— DATASET EXTRACT —
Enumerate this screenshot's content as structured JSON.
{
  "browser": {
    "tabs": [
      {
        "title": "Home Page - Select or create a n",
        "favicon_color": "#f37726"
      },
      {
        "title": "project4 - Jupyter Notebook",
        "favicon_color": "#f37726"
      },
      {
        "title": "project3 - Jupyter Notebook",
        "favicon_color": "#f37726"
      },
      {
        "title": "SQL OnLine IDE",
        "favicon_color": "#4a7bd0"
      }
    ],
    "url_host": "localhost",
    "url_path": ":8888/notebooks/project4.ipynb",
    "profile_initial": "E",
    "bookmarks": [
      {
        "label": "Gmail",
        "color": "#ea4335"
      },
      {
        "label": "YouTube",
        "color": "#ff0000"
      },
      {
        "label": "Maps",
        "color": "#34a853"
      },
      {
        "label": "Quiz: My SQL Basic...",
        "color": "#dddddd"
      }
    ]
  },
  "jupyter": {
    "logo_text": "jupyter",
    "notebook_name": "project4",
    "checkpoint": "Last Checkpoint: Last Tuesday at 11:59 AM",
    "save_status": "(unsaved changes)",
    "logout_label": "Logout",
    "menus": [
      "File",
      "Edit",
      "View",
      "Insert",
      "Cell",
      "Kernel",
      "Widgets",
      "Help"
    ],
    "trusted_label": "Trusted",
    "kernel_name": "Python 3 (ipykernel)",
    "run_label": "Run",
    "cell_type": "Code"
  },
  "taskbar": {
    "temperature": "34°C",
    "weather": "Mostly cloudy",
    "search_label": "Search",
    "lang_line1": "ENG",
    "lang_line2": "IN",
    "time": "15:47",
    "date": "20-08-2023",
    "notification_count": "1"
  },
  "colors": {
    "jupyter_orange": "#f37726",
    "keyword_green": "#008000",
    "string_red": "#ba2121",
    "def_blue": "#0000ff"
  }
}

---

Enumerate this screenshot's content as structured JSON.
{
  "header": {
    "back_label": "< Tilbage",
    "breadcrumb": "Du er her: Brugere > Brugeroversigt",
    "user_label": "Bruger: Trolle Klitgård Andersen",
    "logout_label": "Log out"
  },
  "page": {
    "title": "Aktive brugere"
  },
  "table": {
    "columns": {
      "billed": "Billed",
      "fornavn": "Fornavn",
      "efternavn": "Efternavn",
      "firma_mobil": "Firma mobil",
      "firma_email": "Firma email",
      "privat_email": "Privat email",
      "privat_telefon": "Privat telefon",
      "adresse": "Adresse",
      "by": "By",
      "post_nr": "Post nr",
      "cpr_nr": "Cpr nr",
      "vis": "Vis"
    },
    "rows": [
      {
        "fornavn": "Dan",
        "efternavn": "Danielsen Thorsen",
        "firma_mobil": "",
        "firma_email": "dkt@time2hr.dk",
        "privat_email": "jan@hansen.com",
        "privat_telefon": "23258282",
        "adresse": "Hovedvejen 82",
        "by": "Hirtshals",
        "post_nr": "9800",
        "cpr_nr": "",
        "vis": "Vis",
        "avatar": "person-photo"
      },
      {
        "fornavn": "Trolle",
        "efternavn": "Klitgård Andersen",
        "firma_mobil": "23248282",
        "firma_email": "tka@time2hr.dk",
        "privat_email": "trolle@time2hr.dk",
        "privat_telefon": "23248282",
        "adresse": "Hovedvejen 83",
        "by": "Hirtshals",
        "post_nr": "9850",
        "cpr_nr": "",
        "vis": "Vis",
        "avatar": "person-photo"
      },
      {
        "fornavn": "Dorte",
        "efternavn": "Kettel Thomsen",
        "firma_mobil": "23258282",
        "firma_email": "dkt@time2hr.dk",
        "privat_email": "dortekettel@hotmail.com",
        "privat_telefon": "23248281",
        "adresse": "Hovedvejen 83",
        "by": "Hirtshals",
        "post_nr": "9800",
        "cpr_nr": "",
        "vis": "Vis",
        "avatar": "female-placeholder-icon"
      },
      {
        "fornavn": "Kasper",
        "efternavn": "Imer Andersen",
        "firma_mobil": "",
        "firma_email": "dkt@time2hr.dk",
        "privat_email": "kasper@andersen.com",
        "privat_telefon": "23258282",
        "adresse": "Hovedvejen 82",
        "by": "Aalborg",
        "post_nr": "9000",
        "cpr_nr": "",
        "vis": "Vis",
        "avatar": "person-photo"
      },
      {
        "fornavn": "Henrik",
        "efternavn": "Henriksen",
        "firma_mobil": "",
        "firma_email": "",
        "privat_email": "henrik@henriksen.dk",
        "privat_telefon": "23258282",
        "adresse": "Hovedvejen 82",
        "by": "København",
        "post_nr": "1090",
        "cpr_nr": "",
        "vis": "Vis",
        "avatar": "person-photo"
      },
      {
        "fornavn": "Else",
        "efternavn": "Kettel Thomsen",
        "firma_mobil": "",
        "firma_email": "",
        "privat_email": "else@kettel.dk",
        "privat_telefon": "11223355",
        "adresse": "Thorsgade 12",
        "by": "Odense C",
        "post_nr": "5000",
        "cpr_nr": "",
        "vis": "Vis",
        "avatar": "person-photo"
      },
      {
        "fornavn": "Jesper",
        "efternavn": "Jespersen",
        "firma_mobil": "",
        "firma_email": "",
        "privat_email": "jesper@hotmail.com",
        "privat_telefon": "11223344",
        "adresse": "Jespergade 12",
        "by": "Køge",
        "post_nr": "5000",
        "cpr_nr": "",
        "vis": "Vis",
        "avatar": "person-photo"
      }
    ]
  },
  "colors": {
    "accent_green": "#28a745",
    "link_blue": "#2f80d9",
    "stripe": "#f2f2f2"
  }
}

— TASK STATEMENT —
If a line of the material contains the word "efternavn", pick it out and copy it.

— RESPONSE AREA —
      "efternavn": "Efternavn",
        "efternavn": "Danielsen Thorsen",
        "efternavn": "Klitgård Andersen",
        "efternavn": "Kettel Thomsen",
        "efternavn": "Imer Andersen",
        "efternavn": "Henriksen",
        "efternavn": "Kettel Thomsen",
        "efternavn": "Jespersen",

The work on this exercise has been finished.